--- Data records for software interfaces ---
⁂
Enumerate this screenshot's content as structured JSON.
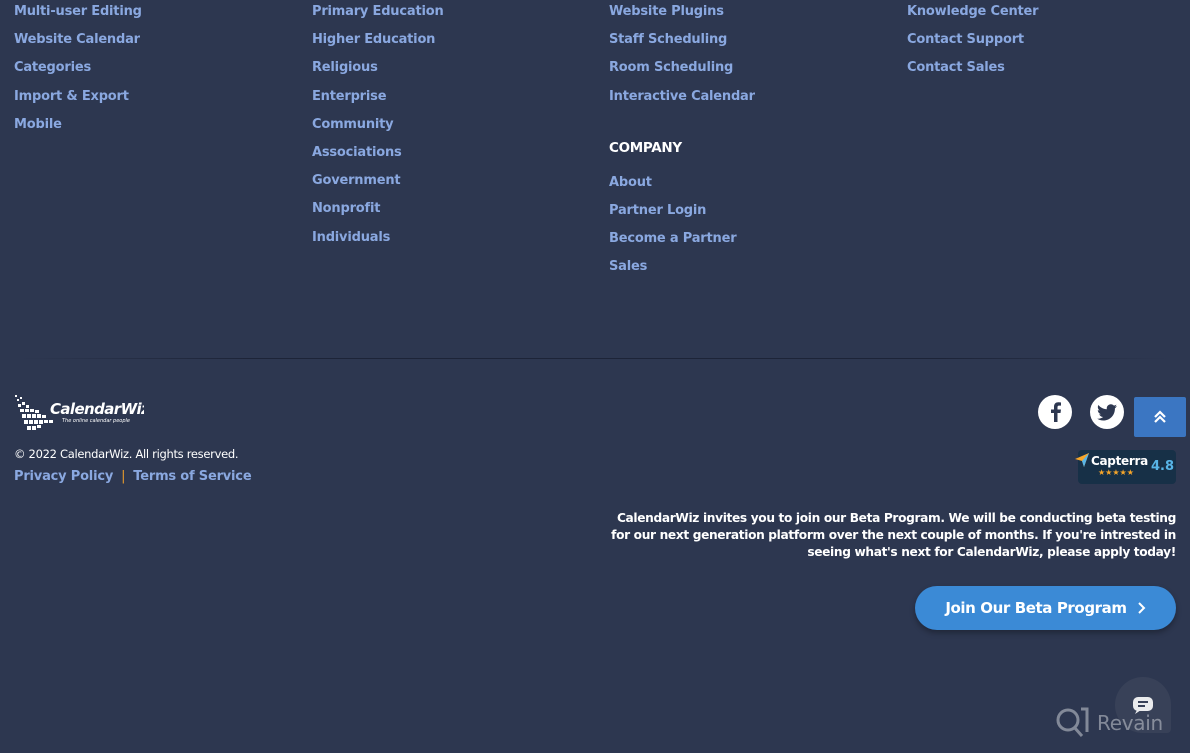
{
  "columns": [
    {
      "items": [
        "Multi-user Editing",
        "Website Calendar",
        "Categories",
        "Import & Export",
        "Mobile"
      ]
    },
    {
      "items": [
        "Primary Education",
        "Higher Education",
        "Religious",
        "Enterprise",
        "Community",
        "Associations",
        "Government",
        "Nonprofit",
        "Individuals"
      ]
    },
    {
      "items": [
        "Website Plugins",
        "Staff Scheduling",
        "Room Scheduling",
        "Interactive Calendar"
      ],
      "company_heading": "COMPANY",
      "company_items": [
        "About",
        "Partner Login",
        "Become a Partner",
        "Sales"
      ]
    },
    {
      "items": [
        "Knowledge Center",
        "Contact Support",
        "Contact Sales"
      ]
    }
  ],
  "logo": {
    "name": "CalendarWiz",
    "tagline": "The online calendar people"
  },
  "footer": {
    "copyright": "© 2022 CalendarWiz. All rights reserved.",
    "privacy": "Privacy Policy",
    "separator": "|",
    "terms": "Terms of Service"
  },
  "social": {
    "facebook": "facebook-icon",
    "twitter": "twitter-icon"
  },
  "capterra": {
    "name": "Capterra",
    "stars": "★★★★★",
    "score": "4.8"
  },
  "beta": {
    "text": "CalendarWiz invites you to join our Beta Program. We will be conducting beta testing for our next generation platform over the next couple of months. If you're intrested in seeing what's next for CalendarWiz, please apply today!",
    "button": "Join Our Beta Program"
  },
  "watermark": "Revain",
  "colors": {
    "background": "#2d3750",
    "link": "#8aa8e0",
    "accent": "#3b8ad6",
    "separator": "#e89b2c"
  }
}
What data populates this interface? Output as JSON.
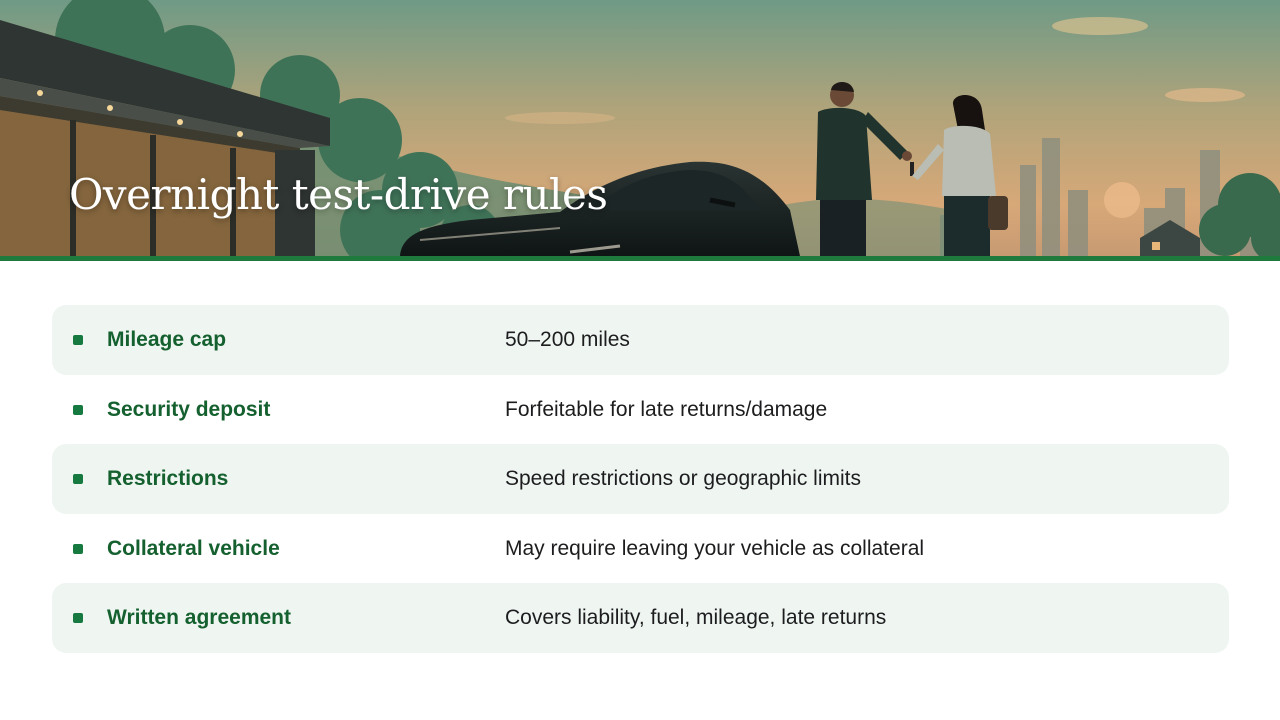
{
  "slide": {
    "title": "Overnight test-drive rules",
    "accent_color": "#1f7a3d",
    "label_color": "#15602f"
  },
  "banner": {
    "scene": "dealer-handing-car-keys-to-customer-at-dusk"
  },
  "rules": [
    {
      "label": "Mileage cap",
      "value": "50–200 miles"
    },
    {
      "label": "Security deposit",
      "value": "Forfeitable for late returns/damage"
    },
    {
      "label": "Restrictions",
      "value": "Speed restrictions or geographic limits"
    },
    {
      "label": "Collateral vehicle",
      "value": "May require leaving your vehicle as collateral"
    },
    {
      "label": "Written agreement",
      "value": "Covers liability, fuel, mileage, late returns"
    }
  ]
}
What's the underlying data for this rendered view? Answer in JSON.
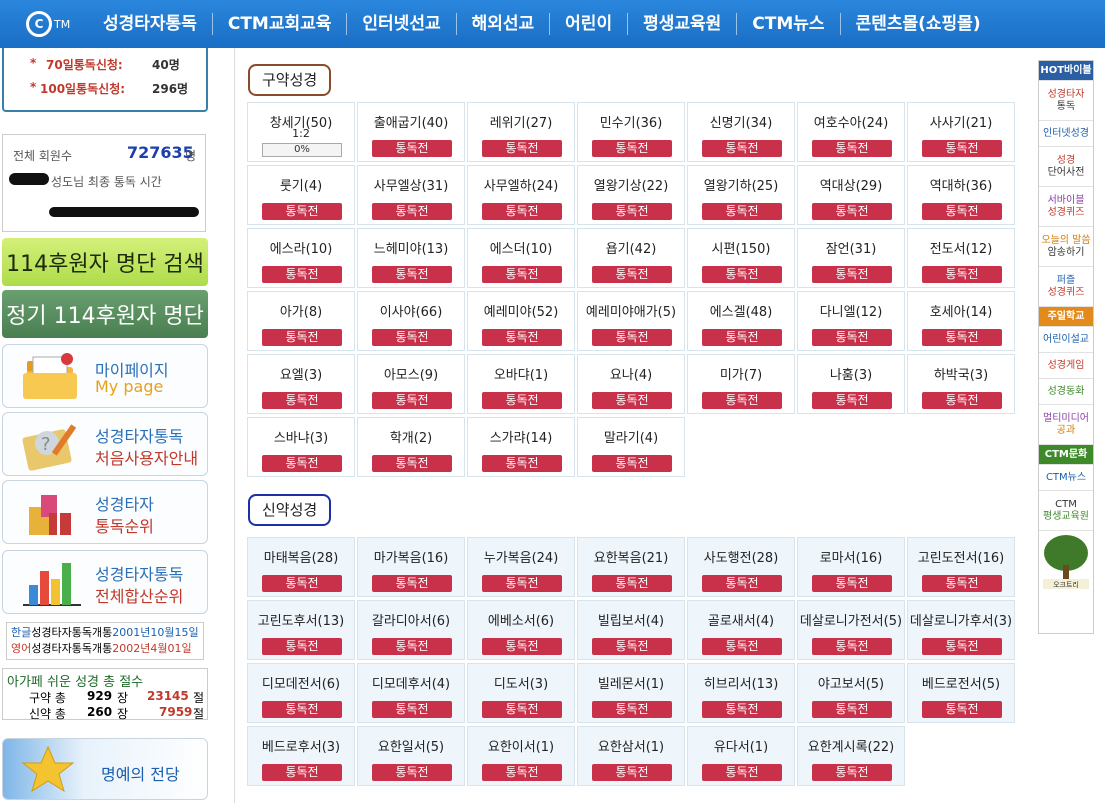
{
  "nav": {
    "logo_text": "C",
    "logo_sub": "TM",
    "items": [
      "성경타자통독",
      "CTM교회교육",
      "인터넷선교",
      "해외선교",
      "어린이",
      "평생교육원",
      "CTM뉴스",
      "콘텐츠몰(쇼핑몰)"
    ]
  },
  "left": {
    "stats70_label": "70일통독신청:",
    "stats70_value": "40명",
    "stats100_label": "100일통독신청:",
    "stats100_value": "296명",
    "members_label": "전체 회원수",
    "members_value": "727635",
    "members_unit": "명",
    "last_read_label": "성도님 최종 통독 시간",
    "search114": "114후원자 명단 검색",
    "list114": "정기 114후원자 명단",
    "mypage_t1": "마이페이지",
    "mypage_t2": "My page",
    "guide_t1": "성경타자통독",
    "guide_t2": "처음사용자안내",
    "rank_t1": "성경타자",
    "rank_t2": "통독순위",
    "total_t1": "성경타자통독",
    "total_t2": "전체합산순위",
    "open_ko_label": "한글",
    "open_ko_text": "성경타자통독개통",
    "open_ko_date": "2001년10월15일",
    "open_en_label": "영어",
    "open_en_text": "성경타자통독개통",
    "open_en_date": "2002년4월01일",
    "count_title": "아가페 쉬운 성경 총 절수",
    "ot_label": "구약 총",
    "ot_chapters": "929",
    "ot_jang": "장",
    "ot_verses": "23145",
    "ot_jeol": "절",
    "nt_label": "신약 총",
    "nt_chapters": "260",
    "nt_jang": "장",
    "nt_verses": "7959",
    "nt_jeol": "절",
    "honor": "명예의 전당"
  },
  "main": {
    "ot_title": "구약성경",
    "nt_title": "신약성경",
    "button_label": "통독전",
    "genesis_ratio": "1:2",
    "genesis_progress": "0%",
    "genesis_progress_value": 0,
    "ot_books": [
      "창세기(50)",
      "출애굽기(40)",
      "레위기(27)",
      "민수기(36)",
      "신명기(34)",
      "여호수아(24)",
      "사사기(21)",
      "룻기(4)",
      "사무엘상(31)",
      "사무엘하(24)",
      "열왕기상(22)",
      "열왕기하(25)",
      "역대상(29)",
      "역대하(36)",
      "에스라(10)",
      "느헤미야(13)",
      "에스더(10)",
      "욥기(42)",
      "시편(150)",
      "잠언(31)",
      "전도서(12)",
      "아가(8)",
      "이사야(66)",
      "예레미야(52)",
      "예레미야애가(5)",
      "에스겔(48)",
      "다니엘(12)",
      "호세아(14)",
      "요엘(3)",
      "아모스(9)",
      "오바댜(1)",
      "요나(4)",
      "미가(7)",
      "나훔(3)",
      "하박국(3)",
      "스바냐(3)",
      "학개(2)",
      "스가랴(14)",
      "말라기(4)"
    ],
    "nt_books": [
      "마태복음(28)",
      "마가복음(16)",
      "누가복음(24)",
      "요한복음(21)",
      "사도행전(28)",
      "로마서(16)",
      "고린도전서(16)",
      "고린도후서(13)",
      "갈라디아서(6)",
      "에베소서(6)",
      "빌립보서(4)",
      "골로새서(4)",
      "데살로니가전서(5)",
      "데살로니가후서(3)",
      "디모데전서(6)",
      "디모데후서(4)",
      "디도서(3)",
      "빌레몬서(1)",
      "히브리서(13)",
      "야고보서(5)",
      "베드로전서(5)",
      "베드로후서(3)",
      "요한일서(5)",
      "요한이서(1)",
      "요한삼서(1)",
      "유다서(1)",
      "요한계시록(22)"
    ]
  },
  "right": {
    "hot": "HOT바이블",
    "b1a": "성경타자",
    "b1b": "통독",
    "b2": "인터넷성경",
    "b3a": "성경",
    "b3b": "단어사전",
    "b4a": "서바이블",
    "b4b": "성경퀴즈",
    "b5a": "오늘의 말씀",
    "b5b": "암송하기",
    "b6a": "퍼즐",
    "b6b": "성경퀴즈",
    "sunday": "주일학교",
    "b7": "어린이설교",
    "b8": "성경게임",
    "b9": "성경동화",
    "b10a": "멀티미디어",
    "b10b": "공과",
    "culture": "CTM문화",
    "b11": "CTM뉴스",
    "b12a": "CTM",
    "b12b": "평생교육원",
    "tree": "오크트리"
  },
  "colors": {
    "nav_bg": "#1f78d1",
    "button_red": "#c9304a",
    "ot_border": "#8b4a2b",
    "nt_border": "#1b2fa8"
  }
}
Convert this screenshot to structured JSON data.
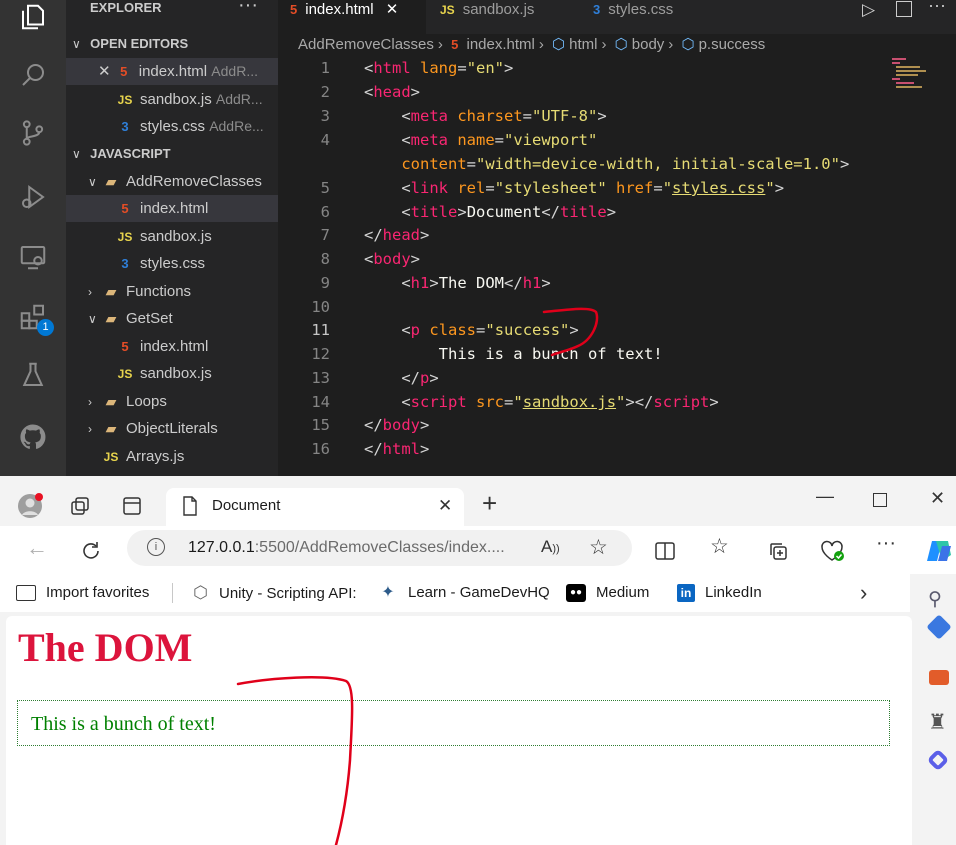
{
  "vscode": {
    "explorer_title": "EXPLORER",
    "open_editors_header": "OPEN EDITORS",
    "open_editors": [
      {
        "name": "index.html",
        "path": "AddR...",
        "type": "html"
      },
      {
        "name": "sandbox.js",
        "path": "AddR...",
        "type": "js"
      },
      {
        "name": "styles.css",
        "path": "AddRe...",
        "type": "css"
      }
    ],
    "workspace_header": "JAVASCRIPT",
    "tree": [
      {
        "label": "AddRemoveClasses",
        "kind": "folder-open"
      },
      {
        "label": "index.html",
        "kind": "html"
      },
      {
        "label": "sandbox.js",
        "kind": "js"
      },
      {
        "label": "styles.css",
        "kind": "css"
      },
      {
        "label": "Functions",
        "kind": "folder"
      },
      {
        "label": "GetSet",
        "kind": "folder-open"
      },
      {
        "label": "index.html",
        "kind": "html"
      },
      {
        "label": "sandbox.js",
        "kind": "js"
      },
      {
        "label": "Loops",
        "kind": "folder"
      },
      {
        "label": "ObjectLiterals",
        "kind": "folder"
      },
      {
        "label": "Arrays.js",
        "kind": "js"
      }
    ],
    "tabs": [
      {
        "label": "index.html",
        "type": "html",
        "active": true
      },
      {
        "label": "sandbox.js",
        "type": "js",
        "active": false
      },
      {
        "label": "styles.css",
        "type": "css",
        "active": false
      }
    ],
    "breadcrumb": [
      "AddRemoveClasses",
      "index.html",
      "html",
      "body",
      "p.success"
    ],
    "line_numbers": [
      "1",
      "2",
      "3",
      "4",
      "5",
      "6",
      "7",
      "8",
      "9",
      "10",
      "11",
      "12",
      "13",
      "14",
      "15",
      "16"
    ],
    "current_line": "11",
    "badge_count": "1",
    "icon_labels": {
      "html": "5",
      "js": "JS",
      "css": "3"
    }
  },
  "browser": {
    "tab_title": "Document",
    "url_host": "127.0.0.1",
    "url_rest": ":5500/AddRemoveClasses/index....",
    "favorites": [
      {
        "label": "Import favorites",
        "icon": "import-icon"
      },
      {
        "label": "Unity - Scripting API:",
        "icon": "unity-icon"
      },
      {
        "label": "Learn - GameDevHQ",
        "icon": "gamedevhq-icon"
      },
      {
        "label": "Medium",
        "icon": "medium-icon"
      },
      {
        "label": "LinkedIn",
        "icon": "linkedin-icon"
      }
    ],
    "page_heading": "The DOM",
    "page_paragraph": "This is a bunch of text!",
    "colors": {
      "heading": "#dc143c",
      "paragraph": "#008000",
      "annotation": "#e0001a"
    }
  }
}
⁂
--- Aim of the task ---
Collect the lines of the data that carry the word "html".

--- Task answer ---
        "name": "index.html",
        "type": "html"
        "label": "index.html",
        "kind": "html"
        "label": "index.html",
        "kind": "html"
        "label": "index.html",
        "type": "html",
      "index.html",
      "html",
      "html": "5",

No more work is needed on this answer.